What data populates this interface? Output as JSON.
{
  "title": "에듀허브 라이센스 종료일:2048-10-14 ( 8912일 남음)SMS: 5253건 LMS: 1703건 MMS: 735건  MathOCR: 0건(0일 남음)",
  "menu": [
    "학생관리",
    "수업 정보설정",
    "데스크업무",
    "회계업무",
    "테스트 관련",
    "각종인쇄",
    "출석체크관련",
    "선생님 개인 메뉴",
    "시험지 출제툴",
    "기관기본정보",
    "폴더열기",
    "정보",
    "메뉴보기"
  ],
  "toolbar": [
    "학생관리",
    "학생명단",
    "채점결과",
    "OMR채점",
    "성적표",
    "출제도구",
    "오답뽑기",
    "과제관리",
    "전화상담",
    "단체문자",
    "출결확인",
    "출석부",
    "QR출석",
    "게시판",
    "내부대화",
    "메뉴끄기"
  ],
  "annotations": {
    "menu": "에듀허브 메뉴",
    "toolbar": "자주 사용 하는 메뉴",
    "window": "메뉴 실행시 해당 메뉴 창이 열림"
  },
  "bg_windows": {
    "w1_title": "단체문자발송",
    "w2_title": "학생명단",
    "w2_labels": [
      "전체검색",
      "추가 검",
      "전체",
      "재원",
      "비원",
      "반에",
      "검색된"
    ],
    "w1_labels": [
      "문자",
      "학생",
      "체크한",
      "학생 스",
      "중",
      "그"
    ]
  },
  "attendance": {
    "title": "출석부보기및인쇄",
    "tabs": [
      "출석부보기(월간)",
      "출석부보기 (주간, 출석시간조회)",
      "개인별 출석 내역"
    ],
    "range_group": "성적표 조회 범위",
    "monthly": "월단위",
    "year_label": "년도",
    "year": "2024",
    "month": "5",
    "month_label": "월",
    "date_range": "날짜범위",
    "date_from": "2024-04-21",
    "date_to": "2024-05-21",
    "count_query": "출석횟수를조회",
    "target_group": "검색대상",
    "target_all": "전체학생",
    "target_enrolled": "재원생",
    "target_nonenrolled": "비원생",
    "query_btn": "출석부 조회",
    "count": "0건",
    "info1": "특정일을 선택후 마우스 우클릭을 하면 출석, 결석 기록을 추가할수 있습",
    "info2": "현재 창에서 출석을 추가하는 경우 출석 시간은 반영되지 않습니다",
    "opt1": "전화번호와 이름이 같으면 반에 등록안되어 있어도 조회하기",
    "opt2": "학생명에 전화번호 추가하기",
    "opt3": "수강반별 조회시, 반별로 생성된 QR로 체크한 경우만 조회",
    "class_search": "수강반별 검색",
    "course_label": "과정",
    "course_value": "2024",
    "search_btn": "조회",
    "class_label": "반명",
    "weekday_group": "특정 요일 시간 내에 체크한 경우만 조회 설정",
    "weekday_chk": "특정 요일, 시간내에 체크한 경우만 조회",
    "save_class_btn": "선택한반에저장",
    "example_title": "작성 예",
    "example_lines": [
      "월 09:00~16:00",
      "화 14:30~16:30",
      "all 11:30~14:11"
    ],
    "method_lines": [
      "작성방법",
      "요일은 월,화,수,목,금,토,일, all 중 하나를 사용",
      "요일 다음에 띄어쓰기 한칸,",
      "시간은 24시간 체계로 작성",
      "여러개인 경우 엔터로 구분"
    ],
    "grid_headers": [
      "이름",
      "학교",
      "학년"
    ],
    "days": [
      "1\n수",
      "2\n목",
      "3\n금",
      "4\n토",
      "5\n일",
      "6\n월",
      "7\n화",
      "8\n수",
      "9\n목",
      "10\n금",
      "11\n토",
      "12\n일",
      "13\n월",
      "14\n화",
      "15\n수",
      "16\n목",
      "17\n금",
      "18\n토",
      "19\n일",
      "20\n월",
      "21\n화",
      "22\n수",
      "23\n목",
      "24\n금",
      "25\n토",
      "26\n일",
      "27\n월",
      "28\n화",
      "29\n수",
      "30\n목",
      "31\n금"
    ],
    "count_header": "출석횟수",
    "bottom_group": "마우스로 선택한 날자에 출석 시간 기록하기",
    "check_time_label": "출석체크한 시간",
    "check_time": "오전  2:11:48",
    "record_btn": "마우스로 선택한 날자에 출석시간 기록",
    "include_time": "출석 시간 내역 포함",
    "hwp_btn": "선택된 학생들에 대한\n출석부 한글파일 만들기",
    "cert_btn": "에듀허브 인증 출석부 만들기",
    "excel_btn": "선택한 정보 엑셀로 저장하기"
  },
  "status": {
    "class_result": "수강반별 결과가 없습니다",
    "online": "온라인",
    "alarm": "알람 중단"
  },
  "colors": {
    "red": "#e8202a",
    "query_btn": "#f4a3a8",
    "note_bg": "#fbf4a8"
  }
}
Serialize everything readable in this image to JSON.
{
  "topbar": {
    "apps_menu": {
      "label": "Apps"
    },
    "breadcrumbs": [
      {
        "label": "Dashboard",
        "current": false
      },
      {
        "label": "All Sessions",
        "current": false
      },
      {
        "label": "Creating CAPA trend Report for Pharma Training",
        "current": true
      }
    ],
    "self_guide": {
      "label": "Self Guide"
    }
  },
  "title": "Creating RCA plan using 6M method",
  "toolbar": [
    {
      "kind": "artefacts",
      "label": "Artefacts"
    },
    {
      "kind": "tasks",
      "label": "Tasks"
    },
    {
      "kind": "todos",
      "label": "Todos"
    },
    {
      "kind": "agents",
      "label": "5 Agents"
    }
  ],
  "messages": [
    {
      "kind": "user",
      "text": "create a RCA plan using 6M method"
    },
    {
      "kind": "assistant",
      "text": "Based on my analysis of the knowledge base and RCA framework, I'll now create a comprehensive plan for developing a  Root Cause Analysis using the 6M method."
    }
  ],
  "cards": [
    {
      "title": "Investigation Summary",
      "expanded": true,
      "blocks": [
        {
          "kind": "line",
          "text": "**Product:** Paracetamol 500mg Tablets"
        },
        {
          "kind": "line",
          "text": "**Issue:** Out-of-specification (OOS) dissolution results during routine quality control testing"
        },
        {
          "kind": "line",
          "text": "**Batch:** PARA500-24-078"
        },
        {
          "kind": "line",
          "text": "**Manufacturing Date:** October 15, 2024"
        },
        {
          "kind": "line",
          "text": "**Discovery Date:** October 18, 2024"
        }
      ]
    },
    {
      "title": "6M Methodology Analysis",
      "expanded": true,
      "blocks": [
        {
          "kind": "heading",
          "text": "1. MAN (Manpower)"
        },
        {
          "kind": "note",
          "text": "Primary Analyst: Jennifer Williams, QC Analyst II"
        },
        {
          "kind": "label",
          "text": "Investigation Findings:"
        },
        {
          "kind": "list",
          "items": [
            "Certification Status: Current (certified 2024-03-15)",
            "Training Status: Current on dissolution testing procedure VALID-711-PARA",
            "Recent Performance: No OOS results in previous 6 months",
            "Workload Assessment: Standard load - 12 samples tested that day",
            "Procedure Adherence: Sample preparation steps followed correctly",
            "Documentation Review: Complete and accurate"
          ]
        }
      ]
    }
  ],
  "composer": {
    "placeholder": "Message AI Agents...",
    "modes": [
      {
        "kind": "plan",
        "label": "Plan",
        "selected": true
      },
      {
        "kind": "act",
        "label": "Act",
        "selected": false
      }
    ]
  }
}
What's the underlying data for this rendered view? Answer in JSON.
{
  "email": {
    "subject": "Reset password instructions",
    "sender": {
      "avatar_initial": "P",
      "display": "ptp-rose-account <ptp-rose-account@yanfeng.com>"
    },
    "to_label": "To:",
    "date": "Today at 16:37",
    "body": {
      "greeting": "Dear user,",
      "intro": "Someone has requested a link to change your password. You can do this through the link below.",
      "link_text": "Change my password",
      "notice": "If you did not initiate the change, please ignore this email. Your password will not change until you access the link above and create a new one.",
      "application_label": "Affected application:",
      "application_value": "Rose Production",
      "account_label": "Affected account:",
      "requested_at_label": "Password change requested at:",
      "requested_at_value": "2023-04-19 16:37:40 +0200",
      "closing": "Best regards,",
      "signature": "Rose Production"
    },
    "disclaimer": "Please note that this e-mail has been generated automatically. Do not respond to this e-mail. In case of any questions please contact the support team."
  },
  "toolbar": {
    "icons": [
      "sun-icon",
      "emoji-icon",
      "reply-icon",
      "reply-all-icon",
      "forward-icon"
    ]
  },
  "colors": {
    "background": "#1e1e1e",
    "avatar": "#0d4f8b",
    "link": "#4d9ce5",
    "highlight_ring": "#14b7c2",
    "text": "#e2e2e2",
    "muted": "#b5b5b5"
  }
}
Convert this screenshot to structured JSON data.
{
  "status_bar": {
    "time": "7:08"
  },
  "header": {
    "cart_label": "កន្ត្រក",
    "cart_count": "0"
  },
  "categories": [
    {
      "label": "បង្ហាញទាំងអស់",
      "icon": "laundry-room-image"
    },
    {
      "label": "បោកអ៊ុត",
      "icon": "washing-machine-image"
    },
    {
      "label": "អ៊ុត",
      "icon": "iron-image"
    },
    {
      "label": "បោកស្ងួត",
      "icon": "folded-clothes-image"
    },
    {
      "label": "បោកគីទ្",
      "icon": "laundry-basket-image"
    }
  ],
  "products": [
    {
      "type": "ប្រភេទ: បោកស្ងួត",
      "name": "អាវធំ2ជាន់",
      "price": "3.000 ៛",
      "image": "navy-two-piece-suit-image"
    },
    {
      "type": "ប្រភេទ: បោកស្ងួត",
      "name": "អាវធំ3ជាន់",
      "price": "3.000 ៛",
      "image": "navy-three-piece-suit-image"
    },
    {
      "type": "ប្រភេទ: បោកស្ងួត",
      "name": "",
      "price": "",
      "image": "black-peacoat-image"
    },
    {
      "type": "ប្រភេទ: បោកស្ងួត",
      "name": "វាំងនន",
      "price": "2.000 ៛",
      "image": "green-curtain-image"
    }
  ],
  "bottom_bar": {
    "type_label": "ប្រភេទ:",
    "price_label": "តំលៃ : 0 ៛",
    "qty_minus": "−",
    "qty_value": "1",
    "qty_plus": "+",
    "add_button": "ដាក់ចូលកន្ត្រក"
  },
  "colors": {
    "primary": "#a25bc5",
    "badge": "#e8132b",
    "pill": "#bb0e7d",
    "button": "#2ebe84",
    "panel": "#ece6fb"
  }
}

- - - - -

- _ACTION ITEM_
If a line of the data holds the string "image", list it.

- _TASK RESULT_
Serialize everything readable in this image to JSON.
      "icon": "laundry-room-image"
      "icon": "washing-machine-image"
      "icon": "iron-image"
      "icon": "folded-clothes-image"
      "icon": "laundry-basket-image"
      "image": "navy-two-piece-suit-image"
      "image": "navy-three-piece-suit-image"
      "image": "black-peacoat-image"
      "image": "green-curtain-image"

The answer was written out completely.